> DATA FOR ANALYSIS:

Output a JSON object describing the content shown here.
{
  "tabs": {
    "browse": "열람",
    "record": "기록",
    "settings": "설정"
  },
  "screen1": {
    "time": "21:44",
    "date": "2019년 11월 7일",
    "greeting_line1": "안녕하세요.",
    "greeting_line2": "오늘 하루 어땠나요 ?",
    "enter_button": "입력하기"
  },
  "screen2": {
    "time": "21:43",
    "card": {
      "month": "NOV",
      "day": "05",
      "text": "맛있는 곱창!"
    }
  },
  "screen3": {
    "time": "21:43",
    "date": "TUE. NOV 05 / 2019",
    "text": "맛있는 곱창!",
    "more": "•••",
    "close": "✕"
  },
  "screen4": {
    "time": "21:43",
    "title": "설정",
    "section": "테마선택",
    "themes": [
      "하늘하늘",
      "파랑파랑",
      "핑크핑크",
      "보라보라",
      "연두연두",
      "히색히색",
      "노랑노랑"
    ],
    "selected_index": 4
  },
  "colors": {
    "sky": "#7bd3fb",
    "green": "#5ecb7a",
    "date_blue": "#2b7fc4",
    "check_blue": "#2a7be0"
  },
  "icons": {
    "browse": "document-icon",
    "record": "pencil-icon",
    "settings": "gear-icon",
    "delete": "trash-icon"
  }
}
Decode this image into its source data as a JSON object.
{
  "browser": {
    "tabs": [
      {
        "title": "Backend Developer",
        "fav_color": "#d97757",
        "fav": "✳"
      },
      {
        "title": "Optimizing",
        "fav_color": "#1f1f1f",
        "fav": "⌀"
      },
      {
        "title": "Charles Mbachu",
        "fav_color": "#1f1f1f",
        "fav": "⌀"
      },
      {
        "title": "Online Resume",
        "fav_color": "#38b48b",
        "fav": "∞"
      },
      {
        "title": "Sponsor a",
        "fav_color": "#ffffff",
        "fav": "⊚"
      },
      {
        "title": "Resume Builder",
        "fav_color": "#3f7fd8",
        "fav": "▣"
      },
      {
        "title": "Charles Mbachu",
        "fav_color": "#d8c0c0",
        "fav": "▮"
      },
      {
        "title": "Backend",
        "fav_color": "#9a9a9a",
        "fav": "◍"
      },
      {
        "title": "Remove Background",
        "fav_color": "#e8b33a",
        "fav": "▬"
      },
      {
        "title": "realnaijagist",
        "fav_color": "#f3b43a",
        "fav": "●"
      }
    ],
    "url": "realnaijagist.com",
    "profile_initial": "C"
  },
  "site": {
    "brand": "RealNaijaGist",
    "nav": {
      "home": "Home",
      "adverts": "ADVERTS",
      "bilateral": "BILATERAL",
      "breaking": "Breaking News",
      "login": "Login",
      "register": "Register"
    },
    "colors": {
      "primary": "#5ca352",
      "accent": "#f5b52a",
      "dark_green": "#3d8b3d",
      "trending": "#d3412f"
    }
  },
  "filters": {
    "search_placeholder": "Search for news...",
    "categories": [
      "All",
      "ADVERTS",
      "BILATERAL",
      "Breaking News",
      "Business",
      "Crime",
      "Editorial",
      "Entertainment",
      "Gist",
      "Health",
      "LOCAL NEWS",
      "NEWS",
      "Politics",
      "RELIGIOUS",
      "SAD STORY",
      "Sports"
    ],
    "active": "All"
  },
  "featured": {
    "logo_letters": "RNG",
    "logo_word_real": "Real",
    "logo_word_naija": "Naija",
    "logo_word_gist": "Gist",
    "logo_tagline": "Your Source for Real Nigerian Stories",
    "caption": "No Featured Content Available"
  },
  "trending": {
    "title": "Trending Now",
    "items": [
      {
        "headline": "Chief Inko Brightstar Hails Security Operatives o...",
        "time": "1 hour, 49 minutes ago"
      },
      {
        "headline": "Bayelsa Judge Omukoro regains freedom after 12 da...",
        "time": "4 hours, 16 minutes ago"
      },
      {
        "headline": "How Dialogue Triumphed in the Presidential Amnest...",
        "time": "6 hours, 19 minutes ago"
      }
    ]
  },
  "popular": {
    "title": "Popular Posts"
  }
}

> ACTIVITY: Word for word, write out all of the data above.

> RESULT FOR THIS EXERCISE:
Output a JSON object describing the content shown here.
{
  "tabs": {
    "browse": "열람",
    "record": "기록",
    "settings": "설정"
  },
  "screen1": {
    "time": "21:44",
    "date": "2019년 11월 7일",
    "greeting_line1": "안녕하세요.",
    "greeting_line2": "오늘 하루 어땠나요 ?",
    "enter_button": "입력하기"
  },
  "screen2": {
    "time": "21:43",
    "card": {
      "month": "NOV",
      "day": "05",
      "text": "맛있는 곱창!"
    }
  },
  "screen3": {
    "time": "21:43",
    "date": "TUE. NOV 05 / 2019",
    "text": "맛있는 곱창!",
    "more": "•••",
    "close": "✕"
  },
  "screen4": {
    "time": "21:43",
    "title": "설정",
    "section": "테마선택",
    "themes": [
      "하늘하늘",
      "파랑파랑",
      "핑크핑크",
      "보라보라",
      "연두연두",
      "히색히색",
      "노랑노랑"
    ],
    "selected_index": 4
  },
  "colors": {
    "sky": "#7bd3fb",
    "green": "#5ecb7a",
    "date_blue": "#2b7fc4",
    "check_blue": "#2a7be0"
  },
  "icons": {
    "browse": "document-icon",
    "record": "pencil-icon",
    "settings": "gear-icon",
    "delete": "trash-icon"
  }
}
Decode this image into its source data as a JSON object.
{
  "browser": {
    "tabs": [
      {
        "title": "Backend Developer",
        "fav_color": "#d97757",
        "fav": "✳"
      },
      {
        "title": "Optimizing",
        "fav_color": "#1f1f1f",
        "fav": "⌀"
      },
      {
        "title": "Charles Mbachu",
        "fav_color": "#1f1f1f",
        "fav": "⌀"
      },
      {
        "title": "Online Resume",
        "fav_color": "#38b48b",
        "fav": "∞"
      },
      {
        "title": "Sponsor a",
        "fav_color": "#ffffff",
        "fav": "⊚"
      },
      {
        "title": "Resume Builder",
        "fav_color": "#3f7fd8",
        "fav": "▣"
      },
      {
        "title": "Charles Mbachu",
        "fav_color": "#d8c0c0",
        "fav": "▮"
      },
      {
        "title": "Backend",
        "fav_color": "#9a9a9a",
        "fav": "◍"
      },
      {
        "title": "Remove Background",
        "fav_color": "#e8b33a",
        "fav": "▬"
      },
      {
        "title": "realnaijagist",
        "fav_color": "#f3b43a",
        "fav": "●"
      }
    ],
    "url": "realnaijagist.com",
    "profile_initial": "C"
  },
  "site": {
    "brand": "RealNaijaGist",
    "nav": {
      "home": "Home",
      "adverts": "ADVERTS",
      "bilateral": "BILATERAL",
      "breaking": "Breaking News",
      "login": "Login",
      "register": "Register"
    },
    "colors": {
      "primary": "#5ca352",
      "accent": "#f5b52a",
      "dark_green": "#3d8b3d",
      "trending": "#d3412f"
    }
  },
  "filters": {
    "search_placeholder": "Search for news...",
    "categories": [
      "All",
      "ADVERTS",
      "BILATERAL",
      "Breaking News",
      "Business",
      "Crime",
      "Editorial",
      "Entertainment",
      "Gist",
      "Health",
      "LOCAL NEWS",
      "NEWS",
      "Politics",
      "RELIGIOUS",
      "SAD STORY",
      "Sports"
    ],
    "active": "All"
  },
  "featured": {
    "logo_letters": "RNG",
    "logo_word_real": "Real",
    "logo_word_naija": "Naija",
    "logo_word_gist": "Gist",
    "logo_tagline": "Your Source for Real Nigerian Stories",
    "caption": "No Featured Content Available"
  },
  "trending": {
    "title": "Trending Now",
    "items": [
      {
        "headline": "Chief Inko Brightstar Hails Security Operatives o...",
        "time": "1 hour, 49 minutes ago"
      },
      {
        "headline": "Bayelsa Judge Omukoro regains freedom after 12 da...",
        "time": "4 hours, 16 minutes ago"
      },
      {
        "headline": "How Dialogue Triumphed in the Presidential Amnest...",
        "time": "6 hours, 19 minutes ago"
      }
    ]
  },
  "popular": {
    "title": "Popular Posts"
  }
}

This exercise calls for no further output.